Indian Prime Minister Narendra Modi speaks in New Delhi on July 31, 2016.
Indian Prime Minister Narendra Modi speaks in New Delhi on July 31, 2016.PHOTO: AFP

NEW DELHI (AFP) - Prime Minister Narendra Modi on Sunday urged a halt to attacks on low-caste Indians, seeking to defuse mounting anger among Dalits over the public flogging of four villagers by cow-protection vigilantes.

Modi described the ongoing exploitation of Dalits, who lie at the bottom of India's deeply entrenched social hierarchal system, as shameful.

"Why should we exploit our Dalit brothers? What right do we have for such behaviour?" Modi said to workers of his Hindu nationalist party in the southern city of Hyderabad.

"It is our responsibility to protect and respect the persons from society's lowest rung." Modi has faced criticism for remaining silent over the attack on the villagers last month by so-called cow-defenders in his home state of Gujarat.

Footage showed four half-naked men tied to a car as the activists took turns to thrash them with belts and batons at a crowded marketplace.

Video of the beating of the four Dalits - who were taking a dead cow to be skinned - went viral on social media. Violent protests erupted over the attack late last month, leaving one police officer dead.

Dalit activists have said the unrest reflects deep frustration after years of discrimination by those from higher castes.

Experts say their anger could harm Modi's party's chances at elections next year in three key states, where Dalits make up a sizeable chunk of voters.

"Don't attack any Dalits. Shoot me if you have to, but not the Dalits," Modi said late Sunday.

"Attack me, but not them. Don't harm them. This game must end." The comments come the day after the premier also broke his silence on the self-styled cow defenders, saying any vigilantes should be prosecuted.

Modi repeated his comments on Sunday, telling a rally they were simply trying to divide India.

"I want to ask the state governments to identify such men and take strict action against them," he said.

Cows are considered sacred by Hindus and killing them is banned in most Indian states.

Formerly known as "untouchables", Dalits are commonly tasked with removing the corpses of dead cows from streets, where the animals often roam freely.

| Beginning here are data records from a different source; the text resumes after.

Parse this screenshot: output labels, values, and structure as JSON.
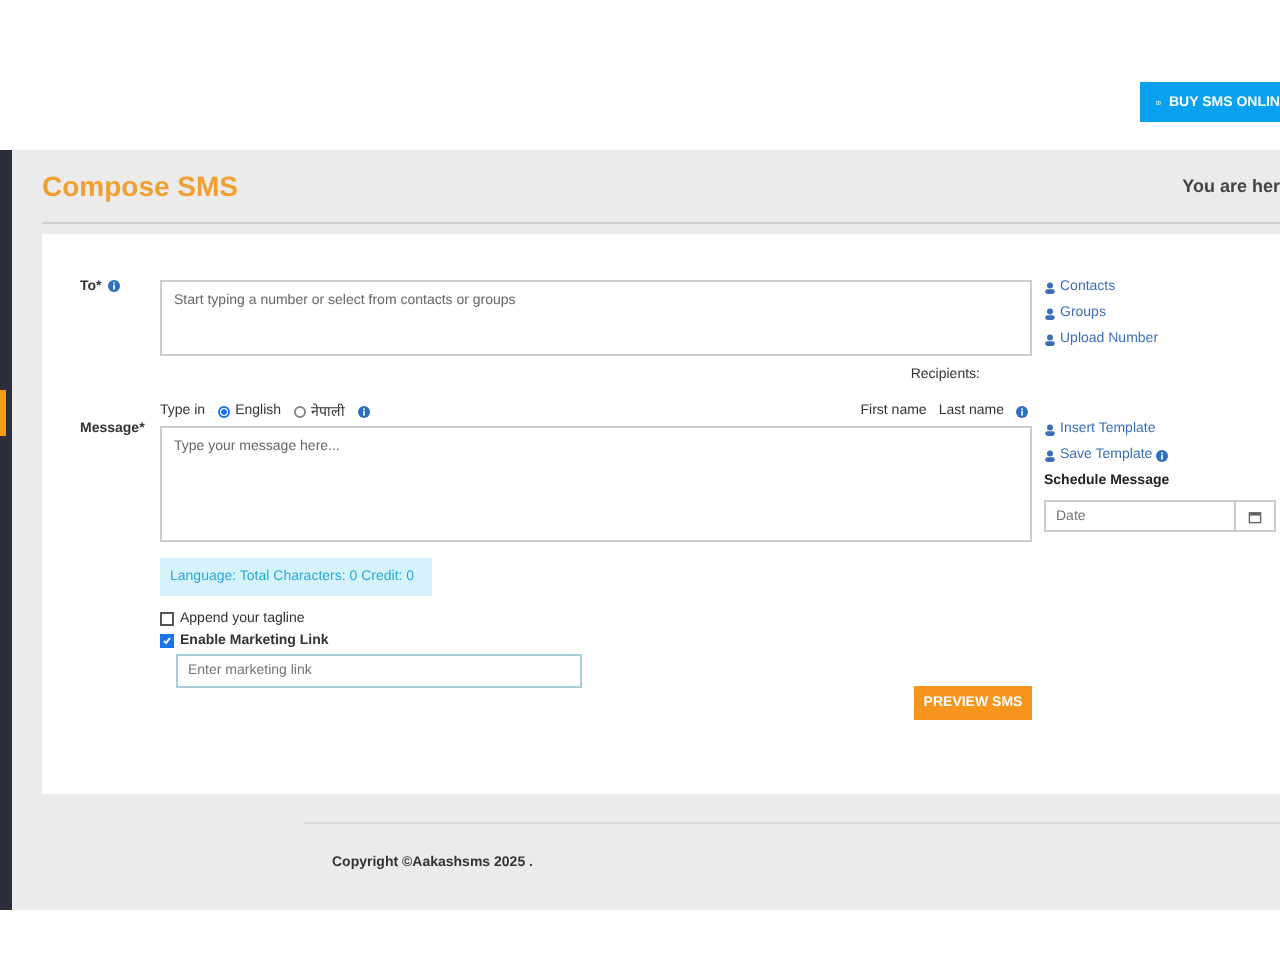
{
  "top_bar": {
    "buy_button": "BUY SMS ONLIN"
  },
  "sidebar": {
    "items": [
      {
        "selected": true
      }
    ]
  },
  "header": {
    "title": "Compose SMS",
    "breadcrumb": "You are her"
  },
  "form": {
    "to": {
      "label": "To*",
      "placeholder": "Start typing a number or select from contacts or groups"
    },
    "to_links": [
      "Contacts",
      "Groups",
      "Upload Number"
    ],
    "recipients": "Recipients:",
    "type_in": {
      "label": "Type in",
      "options": [
        {
          "label": "English",
          "selected": true
        },
        {
          "label": "नेपाली",
          "selected": false
        }
      ]
    },
    "fields": [
      "First name",
      "Last name"
    ],
    "message": {
      "label": "Message*",
      "placeholder": "Type your message here..."
    },
    "template_links": [
      "Insert Template",
      "Save Template"
    ],
    "schedule": {
      "label": "Schedule Message",
      "placeholder": "Date"
    },
    "info": "Language: Total Characters: 0 Credit: 0",
    "options": [
      {
        "label": "Append your tagline",
        "checked": false
      },
      {
        "label": "Enable Marketing Link",
        "checked": true
      }
    ],
    "marketing_link": {
      "placeholder": "Enter marketing link"
    },
    "preview_button": "PREVIEW SMS"
  },
  "footer": {
    "copyright": "Copyright ©Aakashsms 2025 ."
  }
}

Attacks by vigilante groups on cow traders and smugglers have increased since Hindu nationalist Modi won power in 2014.

At least five Muslim men were killed last year by Hindu mobs on suspicion of eating beef or smuggling cows across the country.